Seals from Cer­ti­fy­ing Or­ga­ni­za­tions

For eggs that meet more rig­or­ous stan­dards of pro­duc­tion, look for the fol­low­ing cer­tifi cations.

Cer­tifi ed Hu­mane— A non­profi t cer­tifi cation or­ga­ni­za­tion ded­i­cated to im­prov­ing the lives of farm an­i­mals, Hu- mane Farm An­i­mal Care ( HFAC), de­vel­oped the Cer­tifi ed Hu­mane la­bel­ing stan­dards. HFAC does its own farm in­spec­tions and takes the USDA re­quire­ments for cage- free eggs a few steps fur­ther.

Cage- free eggs that are also la­beled as Cer­tifi ed Hu­mane come from farms that must have at least 1.5 square feet of space per chicken in their barn or en­clo­sure, un­like the USDA re­quire­ments, which spec­ify no min­i­mum amount of space per chicken.
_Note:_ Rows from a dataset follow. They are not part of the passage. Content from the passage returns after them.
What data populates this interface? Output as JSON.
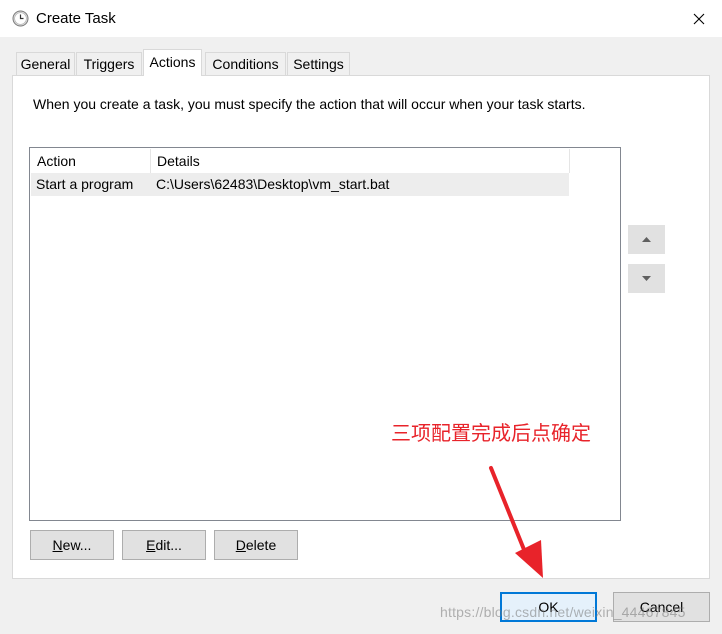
{
  "window": {
    "title": "Create Task",
    "close_icon": "close-icon"
  },
  "tabs": [
    {
      "label": "General",
      "active": false
    },
    {
      "label": "Triggers",
      "active": false
    },
    {
      "label": "Actions",
      "active": true
    },
    {
      "label": "Conditions",
      "active": false
    },
    {
      "label": "Settings",
      "active": false
    }
  ],
  "actions_tab": {
    "description": "When you create a task, you must specify the action that will occur when your task starts.",
    "columns": [
      "Action",
      "Details"
    ],
    "rows": [
      {
        "action": "Start a program",
        "details": "C:\\Users\\62483\\Desktop\\vm_start.bat"
      }
    ],
    "buttons": {
      "new_mnemonic": "N",
      "new_rest": "ew...",
      "edit_mnemonic": "E",
      "edit_rest": "dit...",
      "delete_mnemonic": "D",
      "delete_rest": "elete"
    },
    "move_up_icon": "triangle-up-icon",
    "move_down_icon": "triangle-down-icon"
  },
  "footer": {
    "ok_label": "OK",
    "cancel_label": "Cancel"
  },
  "annotation": {
    "text": "三项配置完成后点确定",
    "color": "#e8232a"
  },
  "watermark": "https://blog.csdn.net/weixin_44467845",
  "colors": {
    "accent": "#0078d7",
    "selected_row": "#ededed"
  }
}
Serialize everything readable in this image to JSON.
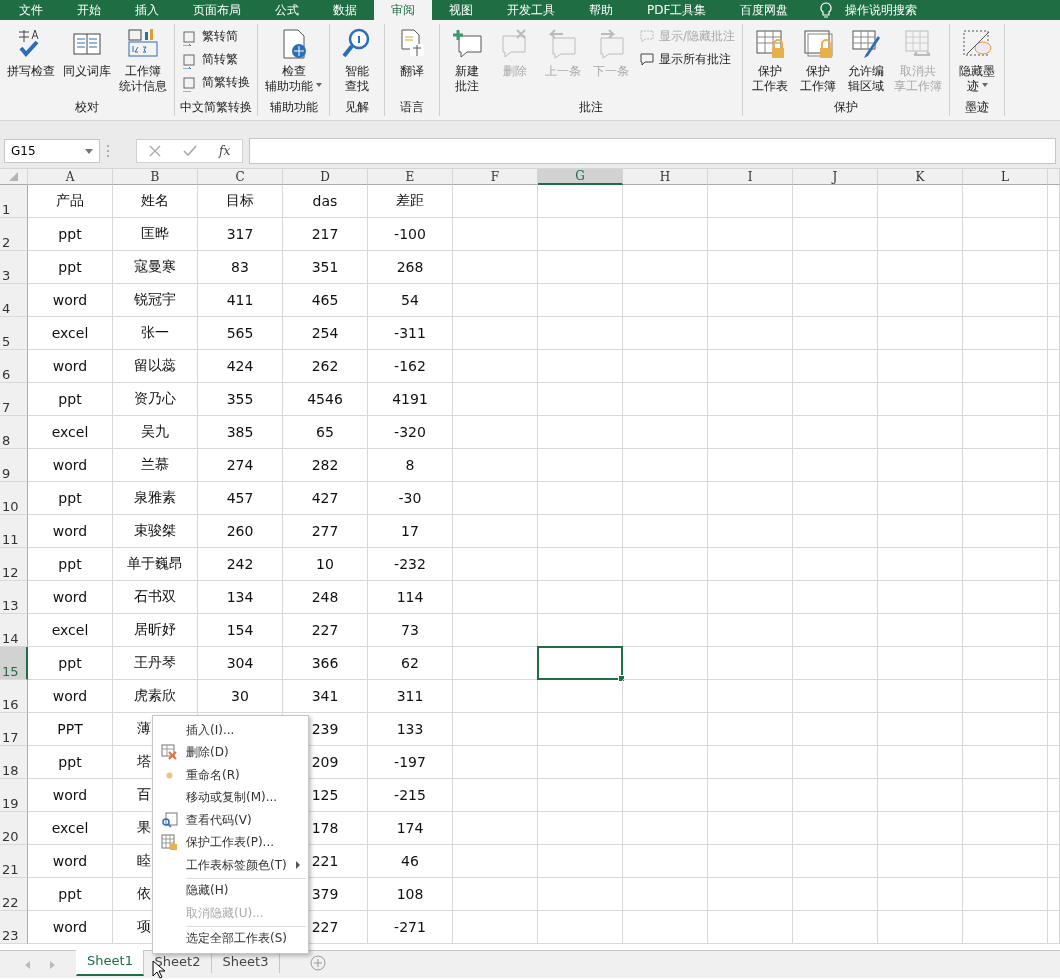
{
  "menu_tabs": [
    {
      "label": "文件",
      "selected": false
    },
    {
      "label": "开始",
      "selected": false
    },
    {
      "label": "插入",
      "selected": false
    },
    {
      "label": "页面布局",
      "selected": false
    },
    {
      "label": "公式",
      "selected": false
    },
    {
      "label": "数据",
      "selected": false
    },
    {
      "label": "审阅",
      "selected": true
    },
    {
      "label": "视图",
      "selected": false
    },
    {
      "label": "开发工具",
      "selected": false
    },
    {
      "label": "帮助",
      "selected": false
    },
    {
      "label": "PDF工具集",
      "selected": false
    },
    {
      "label": "百度网盘",
      "selected": false
    }
  ],
  "tell_me": {
    "placeholder": "操作说明搜索"
  },
  "ribbon_groups": [
    {
      "label": "校对",
      "buttons": [
        {
          "kind": "large",
          "label": "拼写检查",
          "disabled": false
        },
        {
          "kind": "large",
          "label": "同义词库",
          "disabled": false
        },
        {
          "kind": "large",
          "label": [
            "工作簿",
            "统计信息"
          ],
          "disabled": false
        }
      ]
    },
    {
      "label": "中文简繁转换",
      "buttons": [
        {
          "kind": "small",
          "label": "繁转简",
          "disabled": false
        },
        {
          "kind": "small",
          "label": "简转繁",
          "disabled": false
        },
        {
          "kind": "small",
          "label": "简繁转换",
          "disabled": false
        }
      ]
    },
    {
      "label": "辅助功能",
      "buttons": [
        {
          "kind": "large",
          "label": [
            "检查",
            "辅助功能"
          ],
          "disabled": false,
          "dropdown": true
        }
      ]
    },
    {
      "label": "见解",
      "buttons": [
        {
          "kind": "large",
          "label": [
            "智能",
            "查找"
          ],
          "disabled": false
        }
      ]
    },
    {
      "label": "语言",
      "buttons": [
        {
          "kind": "large",
          "label": "翻译",
          "disabled": false
        }
      ]
    },
    {
      "label": "批注",
      "buttons": [
        {
          "kind": "large",
          "label": [
            "新建",
            "批注"
          ],
          "disabled": false
        },
        {
          "kind": "large",
          "label": "删除",
          "disabled": true
        },
        {
          "kind": "large",
          "label": "上一条",
          "disabled": true
        },
        {
          "kind": "large",
          "label": "下一条",
          "disabled": true
        },
        {
          "kind": "small",
          "label": "显示/隐藏批注",
          "disabled": true
        },
        {
          "kind": "small",
          "label": "显示所有批注",
          "disabled": false
        }
      ]
    },
    {
      "label": "保护",
      "buttons": [
        {
          "kind": "large",
          "label": [
            "保护",
            "工作表"
          ],
          "disabled": false
        },
        {
          "kind": "large",
          "label": [
            "保护",
            "工作簿"
          ],
          "disabled": false
        },
        {
          "kind": "large",
          "label": [
            "允许编",
            "辑区域"
          ],
          "disabled": false
        },
        {
          "kind": "large",
          "label": [
            "取消共",
            "享工作簿"
          ],
          "disabled": true
        }
      ]
    },
    {
      "label": "墨迹",
      "buttons": [
        {
          "kind": "large",
          "label": [
            "隐藏墨",
            "迹"
          ],
          "disabled": false,
          "dropdown": true
        }
      ]
    }
  ],
  "formula_bar": {
    "name_box": "G15",
    "function_label": "fx"
  },
  "columns": [
    {
      "label": "A",
      "active": false
    },
    {
      "label": "B",
      "active": false
    },
    {
      "label": "C",
      "active": false
    },
    {
      "label": "D",
      "active": false
    },
    {
      "label": "E",
      "active": false
    },
    {
      "label": "F",
      "active": false
    },
    {
      "label": "G",
      "active": true
    },
    {
      "label": "H",
      "active": false
    },
    {
      "label": "I",
      "active": false
    },
    {
      "label": "J",
      "active": false
    },
    {
      "label": "K",
      "active": false
    },
    {
      "label": "L",
      "active": false
    }
  ],
  "rows": [
    {
      "num": "1",
      "active": false,
      "cells": [
        "产品",
        "姓名",
        "目标",
        "das",
        "差距"
      ]
    },
    {
      "num": "2",
      "active": false,
      "cells": [
        "ppt",
        "匡晔",
        "317",
        "217",
        "-100"
      ]
    },
    {
      "num": "3",
      "active": false,
      "cells": [
        "ppt",
        "寇曼寒",
        "83",
        "351",
        "268"
      ]
    },
    {
      "num": "4",
      "active": false,
      "cells": [
        "word",
        "锐冠宇",
        "411",
        "465",
        "54"
      ]
    },
    {
      "num": "5",
      "active": false,
      "cells": [
        "excel",
        "张一",
        "565",
        "254",
        "-311"
      ]
    },
    {
      "num": "6",
      "active": false,
      "cells": [
        "word",
        "留以蕊",
        "424",
        "262",
        "-162"
      ]
    },
    {
      "num": "7",
      "active": false,
      "cells": [
        "ppt",
        "资乃心",
        "355",
        "4546",
        "4191"
      ]
    },
    {
      "num": "8",
      "active": false,
      "cells": [
        "excel",
        "吴九",
        "385",
        "65",
        "-320"
      ]
    },
    {
      "num": "9",
      "active": false,
      "cells": [
        "word",
        "兰慕",
        "274",
        "282",
        "8"
      ]
    },
    {
      "num": "10",
      "active": false,
      "cells": [
        "ppt",
        "泉雅素",
        "457",
        "427",
        "-30"
      ]
    },
    {
      "num": "11",
      "active": false,
      "cells": [
        "word",
        "束骏桀",
        "260",
        "277",
        "17"
      ]
    },
    {
      "num": "12",
      "active": false,
      "cells": [
        "ppt",
        "单于巍昂",
        "242",
        "10",
        "-232"
      ]
    },
    {
      "num": "13",
      "active": false,
      "cells": [
        "word",
        "石书双",
        "134",
        "248",
        "114"
      ]
    },
    {
      "num": "14",
      "active": false,
      "cells": [
        "excel",
        "居昕妤",
        "154",
        "227",
        "73"
      ]
    },
    {
      "num": "15",
      "active": true,
      "cells": [
        "ppt",
        "王丹琴",
        "304",
        "366",
        "62"
      ]
    },
    {
      "num": "16",
      "active": false,
      "cells": [
        "word",
        "虎素欣",
        "30",
        "341",
        "311"
      ]
    },
    {
      "num": "17",
      "active": false,
      "cells": [
        "PPT",
        "薄",
        null,
        "239",
        "133"
      ]
    },
    {
      "num": "18",
      "active": false,
      "cells": [
        "ppt",
        "塔",
        null,
        "209",
        "-197"
      ]
    },
    {
      "num": "19",
      "active": false,
      "cells": [
        "word",
        "百",
        null,
        "125",
        "-215"
      ]
    },
    {
      "num": "20",
      "active": false,
      "cells": [
        "excel",
        "果",
        null,
        "178",
        "174"
      ]
    },
    {
      "num": "21",
      "active": false,
      "cells": [
        "word",
        "睦",
        null,
        "221",
        "46"
      ]
    },
    {
      "num": "22",
      "active": false,
      "cells": [
        "ppt",
        "依",
        null,
        "379",
        "108"
      ]
    },
    {
      "num": "23",
      "active": false,
      "cells": [
        "word",
        "项",
        null,
        "227",
        "-271"
      ]
    }
  ],
  "sheet_tabs": [
    {
      "label": "Sheet1",
      "selected": true
    },
    {
      "label": "Sheet2",
      "selected": false
    },
    {
      "label": "Sheet3",
      "selected": false
    }
  ],
  "context_menu": [
    {
      "kind": "item",
      "label": "插入(I)...",
      "disabled": false
    },
    {
      "kind": "item",
      "label": "删除(D)",
      "disabled": false
    },
    {
      "kind": "item",
      "label": "重命名(R)",
      "disabled": false
    },
    {
      "kind": "item",
      "label": "移动或复制(M)...",
      "disabled": false
    },
    {
      "kind": "item",
      "label": "查看代码(V)",
      "disabled": false
    },
    {
      "kind": "item",
      "label": "保护工作表(P)...",
      "disabled": false
    },
    {
      "kind": "submenu",
      "label": "工作表标签颜色(T)",
      "disabled": false
    },
    {
      "kind": "separator"
    },
    {
      "kind": "item",
      "label": "隐藏(H)",
      "disabled": false
    },
    {
      "kind": "item",
      "label": "取消隐藏(U)...",
      "disabled": true
    },
    {
      "kind": "separator"
    },
    {
      "kind": "item",
      "label": "选定全部工作表(S)",
      "disabled": false
    }
  ]
}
There is cur­rently no le­gal defi ni­tion for the terms “free- range” or “pas­ture- raised” in the U. S., but the Cer­tifi ed Hu­mane la­bel adds ex­tra lev­els of trust to those terms. Free- range eggs that in­clude the Cer­tifi ed Hu­mane la­bel must have at least 2 square feet per bird, while HFAC’s pas­ture- raised re­quire­ment is 1,000 birds per 2.5 acres ( or 108 sq. ft. per bird). The hens must stay out­doors year- round and be al­lowed to roam freely dur­ing day­light hours.

Non- GMO Project Ver­ifi ed— Con­ven­tional eggs come from chick­ens that are fed ge­net­i­cally mod­ifi ed corn and soy. When eggs are la­beled with the Non- GMO Project Ver­ifi ed seal, it means that they come from farms that have met stan­dards for GMO avoid­ance, in­clud­ing the use of feed that doesn’t in­clude ge­net­i­cally mod­ifi ed foods.

Or­ganic— Cer­tifi ed or­ganic eggs are laid by hens that live on a diet of or­ganic and vege­tar­ian feed that is free of both GMOs and pes­ti­cides. Plus, they’re not treated with an­tibi­otics, in ac­cor­dance with the USDA’s Na­tional Or­ganic Pro­gram reg­u­la­tions.

But all or­ganic eggs aren’t cre­ated equal. Some come from chick­ens that are fed or­ganic feed, but raised in confi ned con­di­tions nearly iden­ti­cal to con­ven­tional, in­dus­trial- scale egg pro­duc­tion, rather than from chick­ens with ac­cess to the out­doors.

Newspapers in English

Newspapers from USA

© PressReader. All rights reserved.